GPG Seafood prides itself on offering high quality fish, that reflects the purity of Icelandic nature.
All raw material originates in the Atlantic Ocean around Iceland.
GPG Seafood operates their own long liners and boats to procure seafood for the company’s processing and purchases high quality Icelandic seafood at fish markets.
SALTED PRODUCTS - HÚSAVÍK
GPG Seafood’s salted fish processing plant in Húsavík is processing traditional wet salted fish that goes to Spain, Italy, and Greece (SPIG) or Portugal (PORT).
At the same time, by-products are being processed for example tounges and loins (from backbone).
SALTED PRODUCTS - BAKKAFJÖRÐUR
GPG Seafood’s salted fish processing plant in Bakkafjörður is mostly processing salted fish fillets that are exported to Spain and Italy.
FROZEN PRODUCTS - RAUFARHÖFN
At Raufarhöfn, GPG Seafood produces light salted frozen cod fillets and frozen cod roe and by-products when appropriate, e.g., lumpfish roe and masago.
The light salted cod is a salted fish that is ready for consumption without dehydration, it is made from first class fresh ingredients provided by the company’s fleet.
The product is exported mostly to Spain.
GPG Seafood also produces high quality cod roe for the European market.
DRIED PRODUCTS - HÚSAVÍK
GPG Seafood specializes in drying high-quality fish for direct export to the Nigerian market.
Most of the heads and ridges are dried (cod and haddock), but also dried chops from saithe, cone, ling and blue whiting.
GPG SEAFOOD RESPONSIBILITY
MARINE STEWARDSHIP COUNCIL CERTIFICATION (MSC)
GPG Seafood has achieved MSC certification for fishing and processing. The science based MSC standard for sustainable fishing is the world’s most extensive and respected standard for sustainable fishing.
Further information about MSC can be found at msc.org msc.org
ICELAND RESPONSIBLE FISHERIES
Iceland is committed to fishing responsibly, in harmony with the environment.

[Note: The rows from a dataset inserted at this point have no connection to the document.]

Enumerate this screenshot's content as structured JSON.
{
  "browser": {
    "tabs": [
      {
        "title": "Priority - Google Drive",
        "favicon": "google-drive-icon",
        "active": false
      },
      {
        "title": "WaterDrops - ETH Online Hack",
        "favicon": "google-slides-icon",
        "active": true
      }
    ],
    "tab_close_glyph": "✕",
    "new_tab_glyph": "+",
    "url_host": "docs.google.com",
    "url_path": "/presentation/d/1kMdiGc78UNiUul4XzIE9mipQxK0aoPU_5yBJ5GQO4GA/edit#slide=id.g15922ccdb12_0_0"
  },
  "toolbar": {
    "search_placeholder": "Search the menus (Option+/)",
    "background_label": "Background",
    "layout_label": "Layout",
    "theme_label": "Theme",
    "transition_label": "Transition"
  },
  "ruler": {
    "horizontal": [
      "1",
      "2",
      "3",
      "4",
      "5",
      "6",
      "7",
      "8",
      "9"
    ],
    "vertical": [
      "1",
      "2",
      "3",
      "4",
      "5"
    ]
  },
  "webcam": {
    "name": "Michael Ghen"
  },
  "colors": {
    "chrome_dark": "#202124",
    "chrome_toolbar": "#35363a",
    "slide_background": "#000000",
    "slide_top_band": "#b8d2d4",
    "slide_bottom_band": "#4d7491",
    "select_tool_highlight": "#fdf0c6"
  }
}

Icelandic fishing methods have been recognized as responsible by the Food and Agricultural Organization of the United Nations (FAO).
Further information about Iceland’s responsible fishing program can be found at responsiblefisheries.is